Finally, they were contrasting men. Compare and contrast Matthew and Simon the Zealot. Matthew was a tax collector, which meant that he worked for the Roman government. The Jewish population would have had a very negative view of him. Simon the Zealot was a Jewish nationalist and they resisted the Roman government. Now these men have been converted and called by Christ to work together. Also, compare and contrast Peter and Thomas. Peter was an outspoken optimist. He spoke big things and attempted big things. Thomas was a practical pessimist. Unless he could see things with his own eyes, we would not be convinced. Among this group were fishermen, a tax collector, a political nationalist, and a variety of others. They were a group of ordinary men, with ordinary abilities, chosen by Christ for an extraordinary task (cf. 1 Cor. 1:26-31).
3. THE MASTER’S DELIVERANCE (Luke 6:17-19)
Jesus then came down with the twelve to a level place. Along with the twelve, there were crowds of His disciples, and a crowd of Jews and Gentiles who came to hear Him and be healed. As they approached Him, “all the crowd sought to touch him, for power came out from him and healed them all” (6:19). This setting in Luke 6:17-19 provides us with a glimpse into what it will be like in Heaven. A more complete picture is recorded in Revelation 7 where there are the 144,000 (12,000 from the twelve tribes of Israel), and a large crowd from every nation, tribe, and language. They are all there in Heaven and they are learning from Christ and living a life free from sickness and suffering. This Heavenly crowd gathers to adore Christ for He is worthy of worship.

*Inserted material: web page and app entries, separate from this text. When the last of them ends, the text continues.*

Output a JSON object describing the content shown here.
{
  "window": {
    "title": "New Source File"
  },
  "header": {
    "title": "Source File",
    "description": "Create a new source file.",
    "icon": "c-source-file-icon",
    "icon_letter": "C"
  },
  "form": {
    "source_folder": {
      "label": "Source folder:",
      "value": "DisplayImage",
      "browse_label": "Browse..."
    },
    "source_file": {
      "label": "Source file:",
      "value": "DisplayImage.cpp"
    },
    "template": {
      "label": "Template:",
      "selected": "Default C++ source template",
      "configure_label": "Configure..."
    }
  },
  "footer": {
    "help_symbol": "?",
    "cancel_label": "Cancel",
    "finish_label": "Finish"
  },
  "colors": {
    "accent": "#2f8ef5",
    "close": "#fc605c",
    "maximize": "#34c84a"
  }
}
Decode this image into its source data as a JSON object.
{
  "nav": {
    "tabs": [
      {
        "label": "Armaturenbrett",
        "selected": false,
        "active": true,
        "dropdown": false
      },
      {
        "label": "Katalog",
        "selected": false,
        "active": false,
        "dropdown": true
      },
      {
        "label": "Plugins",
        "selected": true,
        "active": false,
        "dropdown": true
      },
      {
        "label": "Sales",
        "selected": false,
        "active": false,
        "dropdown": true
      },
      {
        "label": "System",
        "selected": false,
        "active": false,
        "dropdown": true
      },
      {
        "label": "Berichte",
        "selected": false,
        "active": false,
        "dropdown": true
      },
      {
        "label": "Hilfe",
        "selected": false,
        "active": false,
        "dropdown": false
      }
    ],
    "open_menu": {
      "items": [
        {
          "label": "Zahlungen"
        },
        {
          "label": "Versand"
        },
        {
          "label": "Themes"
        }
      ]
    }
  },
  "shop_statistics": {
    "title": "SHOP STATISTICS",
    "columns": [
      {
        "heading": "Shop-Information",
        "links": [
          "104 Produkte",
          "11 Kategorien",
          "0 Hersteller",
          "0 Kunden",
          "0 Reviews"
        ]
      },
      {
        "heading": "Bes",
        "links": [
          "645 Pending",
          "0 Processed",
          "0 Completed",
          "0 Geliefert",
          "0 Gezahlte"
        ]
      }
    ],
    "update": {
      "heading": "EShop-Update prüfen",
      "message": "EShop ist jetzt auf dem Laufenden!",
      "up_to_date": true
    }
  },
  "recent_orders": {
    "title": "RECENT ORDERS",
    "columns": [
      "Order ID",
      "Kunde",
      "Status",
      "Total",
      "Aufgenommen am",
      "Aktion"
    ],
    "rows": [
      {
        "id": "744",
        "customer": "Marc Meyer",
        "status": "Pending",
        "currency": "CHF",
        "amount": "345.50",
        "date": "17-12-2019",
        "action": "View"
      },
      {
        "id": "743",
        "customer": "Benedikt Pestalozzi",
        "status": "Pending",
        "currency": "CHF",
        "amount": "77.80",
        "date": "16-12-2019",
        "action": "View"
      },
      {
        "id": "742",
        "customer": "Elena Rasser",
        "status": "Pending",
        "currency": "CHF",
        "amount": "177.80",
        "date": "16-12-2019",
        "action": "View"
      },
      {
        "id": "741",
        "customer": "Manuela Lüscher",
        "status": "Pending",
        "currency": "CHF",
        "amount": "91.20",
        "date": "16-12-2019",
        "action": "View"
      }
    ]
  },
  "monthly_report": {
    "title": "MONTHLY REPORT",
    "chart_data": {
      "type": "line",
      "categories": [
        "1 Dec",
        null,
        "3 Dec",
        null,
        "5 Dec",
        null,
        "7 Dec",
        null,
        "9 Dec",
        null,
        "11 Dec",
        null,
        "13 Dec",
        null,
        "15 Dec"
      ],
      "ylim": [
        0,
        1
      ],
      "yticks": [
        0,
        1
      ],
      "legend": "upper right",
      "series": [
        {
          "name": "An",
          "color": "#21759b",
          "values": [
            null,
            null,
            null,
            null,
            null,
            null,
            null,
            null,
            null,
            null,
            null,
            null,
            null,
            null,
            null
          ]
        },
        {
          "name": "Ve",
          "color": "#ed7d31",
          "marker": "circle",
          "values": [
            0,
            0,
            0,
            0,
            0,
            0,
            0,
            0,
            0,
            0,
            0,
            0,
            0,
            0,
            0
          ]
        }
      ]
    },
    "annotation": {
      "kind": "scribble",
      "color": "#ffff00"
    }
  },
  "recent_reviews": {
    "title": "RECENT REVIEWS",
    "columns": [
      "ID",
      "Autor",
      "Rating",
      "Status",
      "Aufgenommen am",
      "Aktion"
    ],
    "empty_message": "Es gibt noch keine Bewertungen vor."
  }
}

While we wait for the day to be with Christ in His coming kingdom, we are to be refreshed by the joy of gathering with God’s people, and adoring Christ now.
There is much this brief passage teaches us, but here are three lessons for us to ponder on.
The Head of the Church is Praying for His Church
We are to take great comfort from this passage because it reminds us that our Saviour Jesus Christ is praying for us. Sometimes we neglect prayer. Our life at times is marked by suffering and struggle. We are to be encouraged to know that our Saviour loves us and prays for us. He prays that we be spiritually protected and spiritually purified. Praise Him for this!
The Church consists of all sorts of people, chosen to serve Christ
The Church that Jesus is building is not bland group of people that are all the same. It is diverse group of people from every tribe, language, and nation. The purpose of this diverse group is to pursue unity and serve Christ as a people loving their Lord.
The Message of the Church is Christ
As the Church, we are to point people to Christ. Each church may be different and have differencing views on some things. But there is one thing we must all be clear on. We are to make much of Jesus Christ. The Church is not about our preferences, our priorities, or our personalities. It is about Christ. He is our Lord and He is our life. We are to learn about Him, live for Him, and long for Him.